What is your favourite hashtag and what are the top hashtags to look out for?
My favourite hashtag must be #GuessThatISH. The zebrafish community is really lucky to have an outstanding resource such as the zebrafish model organism database, ZFIN. One of their best features is the carefully curated and extensive list of in situ expression images by Thisse and Thisse et al. I use these images to play a fun guessing game with the community. The answers can be hilarious during the ‘Wrong Answers Only’ edition.
The most popular hashtag has been #AskZebrafish, where people ask questions to the online community. If I know someone that might have an answer or can help, I usually ping them in the replies. It creates great discussions. The hashtag has been successful with people finding transgenic fish stocks, reagents, and helpful advice. Other popular hashtags include #ZebrafishJobs (where people post open positions) and #ZebrafishZunday (where I share images and videos of zebrafish with credit on Sundays).

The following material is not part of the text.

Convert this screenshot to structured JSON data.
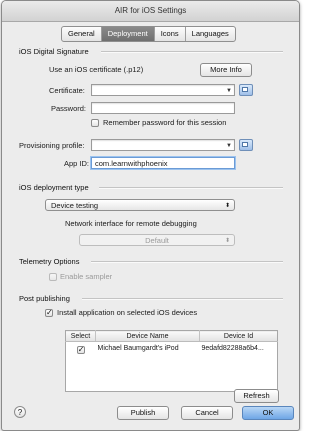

Do you have any new features planned for ‘Zebrafish Rock!’?
I constantly have new ideas for features and I often lose track of the ones I have done in the past. There are a few I want to bring back such as #ZebrafishFunFacts (as the name implies, this is interesting fun facts about zebrafish) and #TeleostTalk (focussing on different teleost models used in biomedical research). A new feature I’m working on is #KnowYourZDM, where I highlight zebrafish research models of human disease.
What can the community do to help?
The community has really embraced the account and I’m really thankful for that. They can continue to tell their colleagues and labmates about the benefits of using Twitter.
Recently Joaquín Navajas Acedo aka MadScientist asked the zebrafish community for feedback on Zebrafish Rock! so he could nominate Kevin for the SDB ‘Trainee Science Communication Award’. Click on the tweet below to read the replies he received, and scroll down the post to see a few of his favourites.
Below are some of Joaquín’s favourites: